BEGIN

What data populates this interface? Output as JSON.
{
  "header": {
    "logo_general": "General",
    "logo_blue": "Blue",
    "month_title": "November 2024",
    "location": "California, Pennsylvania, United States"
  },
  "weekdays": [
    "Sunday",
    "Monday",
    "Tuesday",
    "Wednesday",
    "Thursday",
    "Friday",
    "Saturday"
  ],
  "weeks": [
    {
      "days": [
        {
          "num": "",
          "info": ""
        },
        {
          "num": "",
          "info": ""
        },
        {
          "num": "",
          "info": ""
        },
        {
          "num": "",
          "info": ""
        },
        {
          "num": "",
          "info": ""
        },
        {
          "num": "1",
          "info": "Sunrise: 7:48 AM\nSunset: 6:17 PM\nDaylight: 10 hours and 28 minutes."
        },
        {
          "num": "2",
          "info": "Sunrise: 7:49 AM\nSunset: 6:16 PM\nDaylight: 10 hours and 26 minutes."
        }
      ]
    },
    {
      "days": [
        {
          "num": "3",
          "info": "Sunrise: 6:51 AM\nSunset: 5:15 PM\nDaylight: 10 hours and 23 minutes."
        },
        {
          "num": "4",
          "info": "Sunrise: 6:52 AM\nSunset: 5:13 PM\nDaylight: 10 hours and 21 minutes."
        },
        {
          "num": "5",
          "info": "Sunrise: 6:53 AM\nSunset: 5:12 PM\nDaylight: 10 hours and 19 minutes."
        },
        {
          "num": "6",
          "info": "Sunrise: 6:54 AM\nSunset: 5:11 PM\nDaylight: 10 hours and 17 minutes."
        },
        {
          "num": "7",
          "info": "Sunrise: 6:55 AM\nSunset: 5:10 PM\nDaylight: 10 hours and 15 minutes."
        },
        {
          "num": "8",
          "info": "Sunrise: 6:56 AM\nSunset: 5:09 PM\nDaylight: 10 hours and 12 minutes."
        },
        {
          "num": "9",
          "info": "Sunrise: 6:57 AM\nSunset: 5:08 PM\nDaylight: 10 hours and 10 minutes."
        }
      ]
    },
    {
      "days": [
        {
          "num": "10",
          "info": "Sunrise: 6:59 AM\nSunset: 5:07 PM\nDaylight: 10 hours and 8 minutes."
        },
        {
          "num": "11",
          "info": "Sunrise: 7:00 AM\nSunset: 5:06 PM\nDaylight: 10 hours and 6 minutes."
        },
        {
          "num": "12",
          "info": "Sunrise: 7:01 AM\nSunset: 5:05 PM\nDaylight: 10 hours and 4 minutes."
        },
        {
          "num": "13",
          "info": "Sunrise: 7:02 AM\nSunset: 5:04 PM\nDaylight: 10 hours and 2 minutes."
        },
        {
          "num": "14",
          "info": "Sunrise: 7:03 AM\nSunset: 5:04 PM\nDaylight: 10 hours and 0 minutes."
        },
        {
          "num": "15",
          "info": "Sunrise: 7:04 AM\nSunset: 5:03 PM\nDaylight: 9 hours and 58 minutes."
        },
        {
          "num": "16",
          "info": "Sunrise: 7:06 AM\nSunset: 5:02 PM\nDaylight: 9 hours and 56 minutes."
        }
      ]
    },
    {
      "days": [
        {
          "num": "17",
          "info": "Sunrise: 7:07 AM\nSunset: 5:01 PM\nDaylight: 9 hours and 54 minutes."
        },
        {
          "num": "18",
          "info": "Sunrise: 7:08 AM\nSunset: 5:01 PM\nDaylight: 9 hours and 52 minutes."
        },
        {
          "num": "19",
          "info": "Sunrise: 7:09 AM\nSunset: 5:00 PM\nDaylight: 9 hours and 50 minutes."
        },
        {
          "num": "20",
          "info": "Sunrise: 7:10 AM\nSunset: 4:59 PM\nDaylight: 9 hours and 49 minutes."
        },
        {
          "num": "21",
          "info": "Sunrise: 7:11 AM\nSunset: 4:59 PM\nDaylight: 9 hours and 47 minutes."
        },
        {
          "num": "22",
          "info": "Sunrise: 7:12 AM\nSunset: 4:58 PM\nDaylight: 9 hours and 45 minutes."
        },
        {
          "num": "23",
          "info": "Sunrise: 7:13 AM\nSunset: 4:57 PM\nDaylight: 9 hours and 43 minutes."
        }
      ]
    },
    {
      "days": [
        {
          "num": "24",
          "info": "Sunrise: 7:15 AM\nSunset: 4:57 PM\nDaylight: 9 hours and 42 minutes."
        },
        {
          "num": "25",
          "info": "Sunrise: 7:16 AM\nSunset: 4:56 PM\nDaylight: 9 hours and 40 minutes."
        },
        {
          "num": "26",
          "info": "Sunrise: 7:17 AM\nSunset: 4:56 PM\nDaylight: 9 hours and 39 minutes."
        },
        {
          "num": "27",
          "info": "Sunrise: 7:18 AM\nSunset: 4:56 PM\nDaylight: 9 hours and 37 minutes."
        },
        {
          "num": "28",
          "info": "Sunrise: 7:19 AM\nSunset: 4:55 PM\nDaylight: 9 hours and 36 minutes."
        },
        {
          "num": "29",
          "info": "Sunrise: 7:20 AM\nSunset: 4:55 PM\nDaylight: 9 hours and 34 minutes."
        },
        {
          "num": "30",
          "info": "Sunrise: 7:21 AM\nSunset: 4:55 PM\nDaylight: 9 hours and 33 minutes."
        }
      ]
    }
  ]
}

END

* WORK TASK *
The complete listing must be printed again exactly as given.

* WRITTEN SOLUTION *
What data populates this interface? Output as JSON.
{
  "header": {
    "logo_general": "General",
    "logo_blue": "Blue",
    "month_title": "November 2024",
    "location": "California, Pennsylvania, United States"
  },
  "weekdays": [
    "Sunday",
    "Monday",
    "Tuesday",
    "Wednesday",
    "Thursday",
    "Friday",
    "Saturday"
  ],
  "weeks": [
    {
      "days": [
        {
          "num": "",
          "info": ""
        },
        {
          "num": "",
          "info": ""
        },
        {
          "num": "",
          "info": ""
        },
        {
          "num": "",
          "info": ""
        },
        {
          "num": "",
          "info": ""
        },
        {
          "num": "1",
          "info": "Sunrise: 7:48 AM\nSunset: 6:17 PM\nDaylight: 10 hours and 28 minutes."
        },
        {
          "num": "2",
          "info": "Sunrise: 7:49 AM\nSunset: 6:16 PM\nDaylight: 10 hours and 26 minutes."
        }
      ]
    },
    {
      "days": [
        {
          "num": "3",
          "info": "Sunrise: 6:51 AM\nSunset: 5:15 PM\nDaylight: 10 hours and 23 minutes."
        },
        {
          "num": "4",
          "info": "Sunrise: 6:52 AM\nSunset: 5:13 PM\nDaylight: 10 hours and 21 minutes."
        },
        {
          "num": "5",
          "info": "Sunrise: 6:53 AM\nSunset: 5:12 PM\nDaylight: 10 hours and 19 minutes."
        },
        {
          "num": "6",
          "info": "Sunrise: 6:54 AM\nSunset: 5:11 PM\nDaylight: 10 hours and 17 minutes."
        },
        {
          "num": "7",
          "info": "Sunrise: 6:55 AM\nSunset: 5:10 PM\nDaylight: 10 hours and 15 minutes."
        },
        {
          "num": "8",
          "info": "Sunrise: 6:56 AM\nSunset: 5:09 PM\nDaylight: 10 hours and 12 minutes."
        },
        {
          "num": "9",
          "info": "Sunrise: 6:57 AM\nSunset: 5:08 PM\nDaylight: 10 hours and 10 minutes."
        }
      ]
    },
    {
      "days": [
        {
          "num": "10",
          "info": "Sunrise: 6:59 AM\nSunset: 5:07 PM\nDaylight: 10 hours and 8 minutes."
        },
        {
          "num": "11",
          "info": "Sunrise: 7:00 AM\nSunset: 5:06 PM\nDaylight: 10 hours and 6 minutes."
        },
        {
          "num": "12",
          "info": "Sunrise: 7:01 AM\nSunset: 5:05 PM\nDaylight: 10 hours and 4 minutes."
        },
        {
          "num": "13",
          "info": "Sunrise: 7:02 AM\nSunset: 5:04 PM\nDaylight: 10 hours and 2 minutes."
        },
        {
          "num": "14",
          "info": "Sunrise: 7:03 AM\nSunset: 5:04 PM\nDaylight: 10 hours and 0 minutes."
        },
        {
          "num": "15",
          "info": "Sunrise: 7:04 AM\nSunset: 5:03 PM\nDaylight: 9 hours and 58 minutes."
        },
        {
          "num": "16",
          "info": "Sunrise: 7:06 AM\nSunset: 5:02 PM\nDaylight: 9 hours and 56 minutes."
        }
      ]
    },
    {
      "days": [
        {
          "num": "17",
          "info": "Sunrise: 7:07 AM\nSunset: 5:01 PM\nDaylight: 9 hours and 54 minutes."
        },
        {
          "num": "18",
          "info": "Sunrise: 7:08 AM\nSunset: 5:01 PM\nDaylight: 9 hours and 52 minutes."
        },
        {
          "num": "19",
          "info": "Sunrise: 7:09 AM\nSunset: 5:00 PM\nDaylight: 9 hours and 50 minutes."
        },
        {
          "num": "20",
          "info": "Sunrise: 7:10 AM\nSunset: 4:59 PM\nDaylight: 9 hours and 49 minutes."
        },
        {
          "num": "21",
          "info": "Sunrise: 7:11 AM\nSunset: 4:59 PM\nDaylight: 9 hours and 47 minutes."
        },
        {
          "num": "22",
          "info": "Sunrise: 7:12 AM\nSunset: 4:58 PM\nDaylight: 9 hours and 45 minutes."
        },
        {
          "num": "23",
          "info": "Sunrise: 7:13 AM\nSunset: 4:57 PM\nDaylight: 9 hours and 43 minutes."
        }
      ]
    },
    {
      "days": [
        {
          "num": "24",
          "info": "Sunrise: 7:15 AM\nSunset: 4:57 PM\nDaylight: 9 hours and 42 minutes."
        },
        {
          "num": "25",
          "info": "Sunrise: 7:16 AM\nSunset: 4:56 PM\nDaylight: 9 hours and 40 minutes."
        },
        {
          "num": "26",
          "info": "Sunrise: 7:17 AM\nSunset: 4:56 PM\nDaylight: 9 hours and 39 minutes."
        },
        {
          "num": "27",
          "info": "Sunrise: 7:18 AM\nSunset: 4:56 PM\nDaylight: 9 hours and 37 minutes."
        },
        {
          "num": "28",
          "info": "Sunrise: 7:19 AM\nSunset: 4:55 PM\nDaylight: 9 hours and 36 minutes."
        },
        {
          "num": "29",
          "info": "Sunrise: 7:20 AM\nSunset: 4:55 PM\nDaylight: 9 hours and 34 minutes."
        },
        {
          "num": "30",
          "info": "Sunrise: 7:21 AM\nSunset: 4:55 PM\nDaylight: 9 hours and 33 minutes."
        }
      ]
    }
  ]
}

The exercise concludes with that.